Which means you hear a lot of the same things, the same interpretations, the same comments, delivered the same way, citing the same sources. I sometimes wonder why most people who write books and commentaries on Paul’s letters even bother. Most of it really has all been said before. Hundreds and hundreds of times.
So when someone begins talking about Paul in a new and a fresh way, I want to listen. I need a kick in the pants to get enthused about Paul. I suspect most of what I’ve heard about Paul’s letter is probably wrong as well as dull. When Paul turns out to be the defender of everything fundamentalists love and when there is a Pauline verse on everything that nicely fits into the worldview of every conservative Bible teacher on the radio and at the bookstore, I’m suspicious that Paul has become an inkblot that everyone identifies in predictably self-justifying ways.
So despite the predictably worries, warnings and narrow reactions of most in the fundamentalist and conservative reformed quarters, I’m very interested in the New Perspective on Paul, the work of N.T. Wright on Paul and the recent work of many younger scholars influenced by both. Not because I agree with everything these scholars are saying, but because my own encounter with Paul simply needs some fresh excitement and stimulation. I’m not wanting novelty, but I do want a fresh approach.
For that reason, I was excited with the prospect of reading Colossians Remixed by Canadian scholars Brian Walsh and Sylvia Keesmaat. The book is endorsed by N.T. Wright, and both authors are associated with the Institute For Christian Studies in Toronto. Walsh is well-known for his provocative book on Postmodernism.
It took me a while to get to the book, but I’ve now finished it, and it was one of the more interesting and stimulating reads I’ve experienced this year.
Keesmaat and Walsh have written a kind of “remixed” commentary that includes sections on major themes, extended imaginings of situations in the Colossian church, “targums” on the text that rewrite the book into contemporary idioms, contrapoint dialogues from a skeptical reader and applications from the political left that will probably ruin the book for a lot of conservative readers.
That would be a shame, because despite the fact that many readers will find the leftist political rhetoric in the applications to be annoying and predictable, the methodological approach to the text of Colossians is exciting, provocative and useful. It’s well-written, and passionately involved in a quest to place this letter into the dual worlds of Paul and the contemporary reader.
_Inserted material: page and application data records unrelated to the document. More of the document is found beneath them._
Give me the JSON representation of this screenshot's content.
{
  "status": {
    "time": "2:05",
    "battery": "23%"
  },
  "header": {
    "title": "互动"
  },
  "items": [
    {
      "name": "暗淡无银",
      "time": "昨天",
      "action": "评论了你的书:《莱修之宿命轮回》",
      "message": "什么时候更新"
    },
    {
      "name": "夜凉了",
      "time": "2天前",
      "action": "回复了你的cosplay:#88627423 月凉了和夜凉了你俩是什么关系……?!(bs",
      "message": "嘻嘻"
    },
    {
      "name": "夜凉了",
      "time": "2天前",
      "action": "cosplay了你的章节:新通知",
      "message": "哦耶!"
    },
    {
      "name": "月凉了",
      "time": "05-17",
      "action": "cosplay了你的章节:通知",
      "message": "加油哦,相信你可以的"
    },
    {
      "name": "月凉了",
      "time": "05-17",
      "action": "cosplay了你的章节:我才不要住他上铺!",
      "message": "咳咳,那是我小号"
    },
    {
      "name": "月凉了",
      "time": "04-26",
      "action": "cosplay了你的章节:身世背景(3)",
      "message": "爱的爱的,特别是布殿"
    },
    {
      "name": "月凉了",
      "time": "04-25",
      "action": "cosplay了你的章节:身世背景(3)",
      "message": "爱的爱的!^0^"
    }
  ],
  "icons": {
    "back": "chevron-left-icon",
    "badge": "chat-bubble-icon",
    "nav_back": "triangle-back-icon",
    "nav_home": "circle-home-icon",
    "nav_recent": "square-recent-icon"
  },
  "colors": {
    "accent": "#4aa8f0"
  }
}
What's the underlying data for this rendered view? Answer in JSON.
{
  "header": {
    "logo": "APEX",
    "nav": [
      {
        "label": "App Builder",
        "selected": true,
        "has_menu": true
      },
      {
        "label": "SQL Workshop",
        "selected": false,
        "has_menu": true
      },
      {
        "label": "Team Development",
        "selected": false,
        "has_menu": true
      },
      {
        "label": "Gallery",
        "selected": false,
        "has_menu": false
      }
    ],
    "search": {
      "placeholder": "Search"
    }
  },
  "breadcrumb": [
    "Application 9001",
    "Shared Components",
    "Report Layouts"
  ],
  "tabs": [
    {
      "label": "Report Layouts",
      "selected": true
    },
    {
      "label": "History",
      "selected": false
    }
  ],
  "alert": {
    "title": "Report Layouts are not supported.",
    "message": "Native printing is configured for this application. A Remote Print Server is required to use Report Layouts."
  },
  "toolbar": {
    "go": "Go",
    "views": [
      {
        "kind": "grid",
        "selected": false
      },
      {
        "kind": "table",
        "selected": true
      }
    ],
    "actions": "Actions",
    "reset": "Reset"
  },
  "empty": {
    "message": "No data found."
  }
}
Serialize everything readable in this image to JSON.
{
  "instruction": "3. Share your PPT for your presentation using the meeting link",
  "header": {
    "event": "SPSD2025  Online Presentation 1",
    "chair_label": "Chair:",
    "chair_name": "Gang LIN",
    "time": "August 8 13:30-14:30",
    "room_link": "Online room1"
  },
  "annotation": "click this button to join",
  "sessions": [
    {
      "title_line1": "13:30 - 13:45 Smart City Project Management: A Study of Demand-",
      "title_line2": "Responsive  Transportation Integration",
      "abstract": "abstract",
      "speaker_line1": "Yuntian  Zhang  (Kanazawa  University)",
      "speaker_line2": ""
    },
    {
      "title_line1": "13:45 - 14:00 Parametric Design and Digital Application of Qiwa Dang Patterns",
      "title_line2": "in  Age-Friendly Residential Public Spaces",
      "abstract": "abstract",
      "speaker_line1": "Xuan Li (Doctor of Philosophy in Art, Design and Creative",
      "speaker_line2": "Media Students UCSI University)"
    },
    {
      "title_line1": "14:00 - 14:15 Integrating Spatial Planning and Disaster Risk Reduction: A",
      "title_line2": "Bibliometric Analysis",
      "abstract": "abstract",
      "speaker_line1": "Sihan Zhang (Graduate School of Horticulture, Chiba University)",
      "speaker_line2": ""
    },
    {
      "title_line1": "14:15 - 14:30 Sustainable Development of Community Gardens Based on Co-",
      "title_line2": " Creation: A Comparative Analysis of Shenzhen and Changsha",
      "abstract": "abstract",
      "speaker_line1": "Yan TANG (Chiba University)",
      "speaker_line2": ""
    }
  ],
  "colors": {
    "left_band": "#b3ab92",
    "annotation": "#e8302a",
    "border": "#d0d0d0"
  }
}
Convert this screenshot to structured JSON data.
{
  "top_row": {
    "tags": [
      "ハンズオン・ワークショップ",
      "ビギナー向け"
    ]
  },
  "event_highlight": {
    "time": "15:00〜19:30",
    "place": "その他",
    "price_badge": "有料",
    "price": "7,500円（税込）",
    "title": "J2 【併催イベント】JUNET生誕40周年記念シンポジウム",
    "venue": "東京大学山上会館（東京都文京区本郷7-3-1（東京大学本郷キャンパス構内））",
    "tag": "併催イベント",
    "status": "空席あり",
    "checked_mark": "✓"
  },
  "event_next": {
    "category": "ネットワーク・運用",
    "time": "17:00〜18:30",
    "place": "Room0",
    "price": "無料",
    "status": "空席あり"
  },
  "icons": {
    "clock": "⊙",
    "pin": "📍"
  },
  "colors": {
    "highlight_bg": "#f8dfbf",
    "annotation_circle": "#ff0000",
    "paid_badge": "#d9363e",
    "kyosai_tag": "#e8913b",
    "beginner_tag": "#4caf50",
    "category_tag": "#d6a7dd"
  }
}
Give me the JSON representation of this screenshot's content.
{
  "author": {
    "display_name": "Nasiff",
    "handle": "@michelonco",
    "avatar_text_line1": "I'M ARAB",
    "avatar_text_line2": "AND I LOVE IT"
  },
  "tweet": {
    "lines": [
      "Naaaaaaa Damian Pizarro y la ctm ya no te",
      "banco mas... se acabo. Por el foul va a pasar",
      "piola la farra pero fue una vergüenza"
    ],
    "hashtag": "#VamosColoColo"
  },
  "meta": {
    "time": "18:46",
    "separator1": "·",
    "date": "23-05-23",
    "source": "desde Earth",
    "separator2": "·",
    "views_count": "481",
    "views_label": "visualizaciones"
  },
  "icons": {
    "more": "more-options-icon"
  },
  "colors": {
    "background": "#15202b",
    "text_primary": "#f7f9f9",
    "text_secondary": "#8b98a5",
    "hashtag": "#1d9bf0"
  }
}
Walsh and Keesmaat take the idea of “subverting the empire” as the central motif of the book. They keep this idea crucial as they place the life of the Christian community in the contemporary “empire” of western, America-dominated, consumerism and global corporate culture. Living in a new empire is the theme of Colossians, and the writers let each section of the book examine what it means to be a Christian in a world with an aggressively idolatrous religion of consumerism.
I have to admit that I don’t listen to liberals or leftists very seriously, but when those who are serious Biblicists connect their understanding of the Biblical text with the contemporary world in a way that makes that text speak clearly, I will listen. Walsh and Keesmaat earned my respect, if not my agreement.
While I haven’t changed my politics, I was not offended by the way the authors interpret the many aspects of today’s global consumer empire in a way that presents an idolatrous, seductive environment for the church very parallel to the first century. I haven’t yet made the connection between SUVs and Praise and Worship music, but I am quite fascinated by the sincere confidence that the text speaks deeply to the world I live in.
Colossians Remixed isn’t a textual commentary for the verse by verse preacher. It is an electrical charge on the thematic level that will excite your reading of the text and perhaps encourage you to teach the book in a way that will surprise- or even anger- Christians who have been lulled into a complacent assumption that Paul has nothing new to say.
I highly recommend the book. Conservatives, be warned. The applications will take you on quite a tour of the current mindset of the political left, and if you are sensitive to anti-Americanism, you will get your nose tweaked. I respectfully disagree with some of those applications, but I am enjoying Colossians more than ever before.